A device uses a gestural-based interface to move paralyzed legs.

A Robotic "Exoskeleton" Helps Paraplegics Walk Again

We've seen all sorts of high-tech wheelchairs that increase mobility options for people living with paralysis. But how about a new pair of bionic legs that actually helps people walk again?

eLEGS was unveiled last week by Berkeley Bionics as an artificially intelligent, battery-powered device that uses a gestural-based interface to allow paraplegics to walk. This means sensors embedded in the braces that fit around a person's body respond to real muscular input from the human powering the eLEGS.
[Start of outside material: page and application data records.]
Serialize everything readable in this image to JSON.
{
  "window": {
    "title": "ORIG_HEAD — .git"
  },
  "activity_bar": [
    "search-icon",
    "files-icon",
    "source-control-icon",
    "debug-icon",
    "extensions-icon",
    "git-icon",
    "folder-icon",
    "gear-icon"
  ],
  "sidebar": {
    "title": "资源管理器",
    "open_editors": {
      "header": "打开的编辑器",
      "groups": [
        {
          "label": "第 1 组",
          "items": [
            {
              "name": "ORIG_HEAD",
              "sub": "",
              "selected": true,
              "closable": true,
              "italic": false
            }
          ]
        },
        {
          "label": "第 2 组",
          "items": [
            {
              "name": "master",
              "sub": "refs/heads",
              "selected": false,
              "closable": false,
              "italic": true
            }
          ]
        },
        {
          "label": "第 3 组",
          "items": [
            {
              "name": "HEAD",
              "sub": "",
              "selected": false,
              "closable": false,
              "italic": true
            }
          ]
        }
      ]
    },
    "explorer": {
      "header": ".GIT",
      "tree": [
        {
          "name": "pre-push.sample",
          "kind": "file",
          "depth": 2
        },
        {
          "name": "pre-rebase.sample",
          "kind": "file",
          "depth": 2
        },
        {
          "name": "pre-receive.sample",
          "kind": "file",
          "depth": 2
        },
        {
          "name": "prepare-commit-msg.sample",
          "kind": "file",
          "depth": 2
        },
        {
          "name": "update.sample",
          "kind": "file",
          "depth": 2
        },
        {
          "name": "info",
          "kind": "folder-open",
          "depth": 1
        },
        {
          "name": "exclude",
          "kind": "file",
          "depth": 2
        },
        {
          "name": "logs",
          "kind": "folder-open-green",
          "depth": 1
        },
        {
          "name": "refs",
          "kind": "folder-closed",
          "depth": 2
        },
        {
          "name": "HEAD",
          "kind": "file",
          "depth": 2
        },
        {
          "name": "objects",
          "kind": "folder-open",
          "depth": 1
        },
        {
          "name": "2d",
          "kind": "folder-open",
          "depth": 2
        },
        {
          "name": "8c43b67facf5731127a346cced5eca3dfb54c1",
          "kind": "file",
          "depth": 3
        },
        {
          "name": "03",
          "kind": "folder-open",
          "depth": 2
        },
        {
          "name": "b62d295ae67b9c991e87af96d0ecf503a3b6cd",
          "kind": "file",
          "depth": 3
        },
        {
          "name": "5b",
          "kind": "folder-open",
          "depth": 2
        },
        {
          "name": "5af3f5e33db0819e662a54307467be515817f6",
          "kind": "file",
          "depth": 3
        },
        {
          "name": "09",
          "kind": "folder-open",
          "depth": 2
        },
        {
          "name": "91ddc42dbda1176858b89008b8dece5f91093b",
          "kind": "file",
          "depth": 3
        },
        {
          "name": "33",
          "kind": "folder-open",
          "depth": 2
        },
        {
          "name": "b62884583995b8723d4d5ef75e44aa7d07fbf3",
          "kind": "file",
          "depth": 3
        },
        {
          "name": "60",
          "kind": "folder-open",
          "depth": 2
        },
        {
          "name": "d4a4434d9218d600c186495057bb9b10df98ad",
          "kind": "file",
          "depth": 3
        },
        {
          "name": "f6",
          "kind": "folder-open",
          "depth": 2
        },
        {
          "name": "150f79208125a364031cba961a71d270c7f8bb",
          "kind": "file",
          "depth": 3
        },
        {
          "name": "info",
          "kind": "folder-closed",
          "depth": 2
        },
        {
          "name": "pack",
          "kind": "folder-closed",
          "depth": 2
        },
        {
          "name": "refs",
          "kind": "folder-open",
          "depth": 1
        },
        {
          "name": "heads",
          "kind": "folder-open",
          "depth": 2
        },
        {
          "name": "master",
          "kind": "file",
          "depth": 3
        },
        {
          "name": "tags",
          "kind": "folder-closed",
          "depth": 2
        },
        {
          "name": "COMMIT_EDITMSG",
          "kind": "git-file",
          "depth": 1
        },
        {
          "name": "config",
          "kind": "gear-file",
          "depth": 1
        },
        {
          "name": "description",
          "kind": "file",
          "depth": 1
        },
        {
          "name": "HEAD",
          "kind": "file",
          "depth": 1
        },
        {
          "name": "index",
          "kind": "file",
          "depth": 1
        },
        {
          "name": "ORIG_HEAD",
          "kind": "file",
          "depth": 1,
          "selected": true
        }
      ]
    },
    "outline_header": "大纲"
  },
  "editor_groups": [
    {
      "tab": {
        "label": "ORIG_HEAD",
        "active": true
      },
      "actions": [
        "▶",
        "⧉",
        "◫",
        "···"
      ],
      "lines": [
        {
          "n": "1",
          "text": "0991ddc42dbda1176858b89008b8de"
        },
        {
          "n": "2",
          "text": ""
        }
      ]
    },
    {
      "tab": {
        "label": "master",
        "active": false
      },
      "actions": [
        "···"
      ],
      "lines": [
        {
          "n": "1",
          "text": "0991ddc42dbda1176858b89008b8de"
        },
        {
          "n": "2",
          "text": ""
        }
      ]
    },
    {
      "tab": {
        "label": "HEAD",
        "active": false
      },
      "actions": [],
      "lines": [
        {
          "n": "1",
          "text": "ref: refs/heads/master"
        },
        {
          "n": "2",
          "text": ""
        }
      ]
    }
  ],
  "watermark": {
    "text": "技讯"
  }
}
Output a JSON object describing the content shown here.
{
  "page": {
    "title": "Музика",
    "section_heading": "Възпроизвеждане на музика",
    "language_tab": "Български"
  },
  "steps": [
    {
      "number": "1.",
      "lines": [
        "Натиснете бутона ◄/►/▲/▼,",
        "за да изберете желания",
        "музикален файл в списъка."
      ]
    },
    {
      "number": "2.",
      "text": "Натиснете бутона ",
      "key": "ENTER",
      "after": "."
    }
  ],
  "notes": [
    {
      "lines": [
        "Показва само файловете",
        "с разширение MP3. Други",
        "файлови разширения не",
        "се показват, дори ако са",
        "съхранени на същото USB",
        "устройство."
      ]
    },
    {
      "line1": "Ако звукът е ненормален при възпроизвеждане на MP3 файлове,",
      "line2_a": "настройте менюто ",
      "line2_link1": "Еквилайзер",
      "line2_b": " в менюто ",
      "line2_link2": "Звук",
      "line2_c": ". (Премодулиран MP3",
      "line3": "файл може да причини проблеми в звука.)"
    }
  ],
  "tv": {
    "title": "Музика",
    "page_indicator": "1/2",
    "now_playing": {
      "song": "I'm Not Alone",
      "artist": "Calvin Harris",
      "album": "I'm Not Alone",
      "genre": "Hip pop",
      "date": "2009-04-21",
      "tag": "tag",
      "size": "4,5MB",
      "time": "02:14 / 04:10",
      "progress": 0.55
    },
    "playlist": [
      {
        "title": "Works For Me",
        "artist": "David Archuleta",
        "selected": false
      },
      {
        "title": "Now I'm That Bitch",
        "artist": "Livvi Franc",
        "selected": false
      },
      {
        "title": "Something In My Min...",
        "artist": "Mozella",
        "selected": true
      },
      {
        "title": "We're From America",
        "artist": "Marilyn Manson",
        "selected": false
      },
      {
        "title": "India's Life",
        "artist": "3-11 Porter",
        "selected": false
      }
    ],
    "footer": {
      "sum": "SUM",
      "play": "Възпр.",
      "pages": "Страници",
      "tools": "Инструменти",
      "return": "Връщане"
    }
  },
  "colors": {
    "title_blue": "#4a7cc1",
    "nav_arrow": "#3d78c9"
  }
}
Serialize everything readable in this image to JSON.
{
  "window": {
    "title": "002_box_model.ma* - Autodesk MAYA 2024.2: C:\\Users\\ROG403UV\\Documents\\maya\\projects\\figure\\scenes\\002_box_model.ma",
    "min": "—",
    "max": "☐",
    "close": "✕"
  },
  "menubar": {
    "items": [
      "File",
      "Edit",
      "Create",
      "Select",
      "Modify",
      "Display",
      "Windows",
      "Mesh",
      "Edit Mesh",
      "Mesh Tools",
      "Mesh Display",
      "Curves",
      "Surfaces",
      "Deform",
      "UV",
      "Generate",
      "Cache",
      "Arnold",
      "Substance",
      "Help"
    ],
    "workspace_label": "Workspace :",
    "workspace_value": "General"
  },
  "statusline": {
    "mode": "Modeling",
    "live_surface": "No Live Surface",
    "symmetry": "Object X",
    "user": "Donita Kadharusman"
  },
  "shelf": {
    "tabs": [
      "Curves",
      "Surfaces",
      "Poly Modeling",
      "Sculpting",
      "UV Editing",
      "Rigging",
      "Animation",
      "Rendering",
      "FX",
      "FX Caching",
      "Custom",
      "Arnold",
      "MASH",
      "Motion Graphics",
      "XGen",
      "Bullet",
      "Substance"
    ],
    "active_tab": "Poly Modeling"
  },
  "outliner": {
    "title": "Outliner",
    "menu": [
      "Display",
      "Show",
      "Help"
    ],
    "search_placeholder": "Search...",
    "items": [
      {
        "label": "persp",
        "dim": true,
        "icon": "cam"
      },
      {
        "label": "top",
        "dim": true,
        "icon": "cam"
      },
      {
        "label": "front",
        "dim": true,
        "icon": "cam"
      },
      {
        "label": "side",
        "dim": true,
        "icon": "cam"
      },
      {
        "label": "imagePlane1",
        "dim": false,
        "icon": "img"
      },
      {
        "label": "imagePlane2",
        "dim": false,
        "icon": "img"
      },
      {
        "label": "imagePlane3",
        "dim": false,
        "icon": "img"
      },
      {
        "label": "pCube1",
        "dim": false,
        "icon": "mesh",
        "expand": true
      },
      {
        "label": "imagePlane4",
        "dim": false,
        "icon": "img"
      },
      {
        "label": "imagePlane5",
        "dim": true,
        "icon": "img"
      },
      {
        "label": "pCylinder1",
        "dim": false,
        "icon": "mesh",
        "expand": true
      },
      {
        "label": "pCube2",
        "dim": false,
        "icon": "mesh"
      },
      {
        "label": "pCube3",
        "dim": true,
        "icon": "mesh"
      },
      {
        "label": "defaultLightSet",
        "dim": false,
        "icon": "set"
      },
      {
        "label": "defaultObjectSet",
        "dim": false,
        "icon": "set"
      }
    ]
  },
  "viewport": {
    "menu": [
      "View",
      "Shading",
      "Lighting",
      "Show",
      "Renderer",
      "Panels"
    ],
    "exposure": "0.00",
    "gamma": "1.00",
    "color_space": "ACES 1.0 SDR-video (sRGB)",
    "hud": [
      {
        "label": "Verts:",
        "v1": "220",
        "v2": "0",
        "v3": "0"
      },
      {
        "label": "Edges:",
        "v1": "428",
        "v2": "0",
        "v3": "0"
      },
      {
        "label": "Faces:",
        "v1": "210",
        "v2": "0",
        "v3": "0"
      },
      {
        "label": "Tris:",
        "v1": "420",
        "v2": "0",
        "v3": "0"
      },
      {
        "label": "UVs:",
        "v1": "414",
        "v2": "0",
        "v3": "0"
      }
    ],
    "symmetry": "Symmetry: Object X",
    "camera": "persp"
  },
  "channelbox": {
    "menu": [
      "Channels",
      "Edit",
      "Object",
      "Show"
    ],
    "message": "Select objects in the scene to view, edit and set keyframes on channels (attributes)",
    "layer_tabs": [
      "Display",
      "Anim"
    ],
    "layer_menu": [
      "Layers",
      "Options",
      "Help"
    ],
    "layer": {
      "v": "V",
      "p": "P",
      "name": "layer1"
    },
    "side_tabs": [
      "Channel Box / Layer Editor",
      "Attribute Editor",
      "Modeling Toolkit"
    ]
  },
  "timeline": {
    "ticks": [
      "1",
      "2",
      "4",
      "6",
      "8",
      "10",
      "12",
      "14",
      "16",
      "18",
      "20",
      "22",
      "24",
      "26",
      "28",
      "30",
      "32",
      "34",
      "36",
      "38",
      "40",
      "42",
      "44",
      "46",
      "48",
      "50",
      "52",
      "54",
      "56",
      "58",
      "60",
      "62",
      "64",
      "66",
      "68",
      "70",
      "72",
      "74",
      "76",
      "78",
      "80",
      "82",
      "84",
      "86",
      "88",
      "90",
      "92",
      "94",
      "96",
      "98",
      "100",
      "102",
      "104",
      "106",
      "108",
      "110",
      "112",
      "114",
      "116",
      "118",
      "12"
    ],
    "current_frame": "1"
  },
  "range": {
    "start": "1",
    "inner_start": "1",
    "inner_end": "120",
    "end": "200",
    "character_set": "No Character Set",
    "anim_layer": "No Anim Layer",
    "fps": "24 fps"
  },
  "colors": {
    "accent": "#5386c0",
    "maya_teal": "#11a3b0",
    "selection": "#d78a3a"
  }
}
As you can see from the video, a woman who normally uses a wheelchair can use the device to stand up and walk in a straight line. Although most users need to use crutches or a walker at first to help guide them back into a normal gait, eventually some people can walk unassisted. Besides the obvious feelings of freedom and independence that come from walking on their own, paraplegics can see major health benefits just from standing and walking for short periods of time.

This "exoskeleton" is a similar concept to Berkeley Bionics's Human Universal Load Carrier, a device that fits over a soldier's legs and torso and gives him superhuman strength when it comes to lifting and carrying equipment. While those devices are made exclusively for the military, eLEGS will cost around $100,000 for medical professionals, and could be available commercially by 2013.

The plan is for the legs to be initially tested under medical supervision in rehab situations over the next year. But eventually, eLEGS should be able to be used independently by people for an entire day (the current lithium-ion battery lasts about six hours). The implements use thick Velcro and backpack-like straps so they're easy for a person who uses a wheelchair to put on himself. And although it looks bulky, the whole device is made from carbon fiber and steel and only weighs 45 pounds.

[Photos courtesy Berkeley Bionics]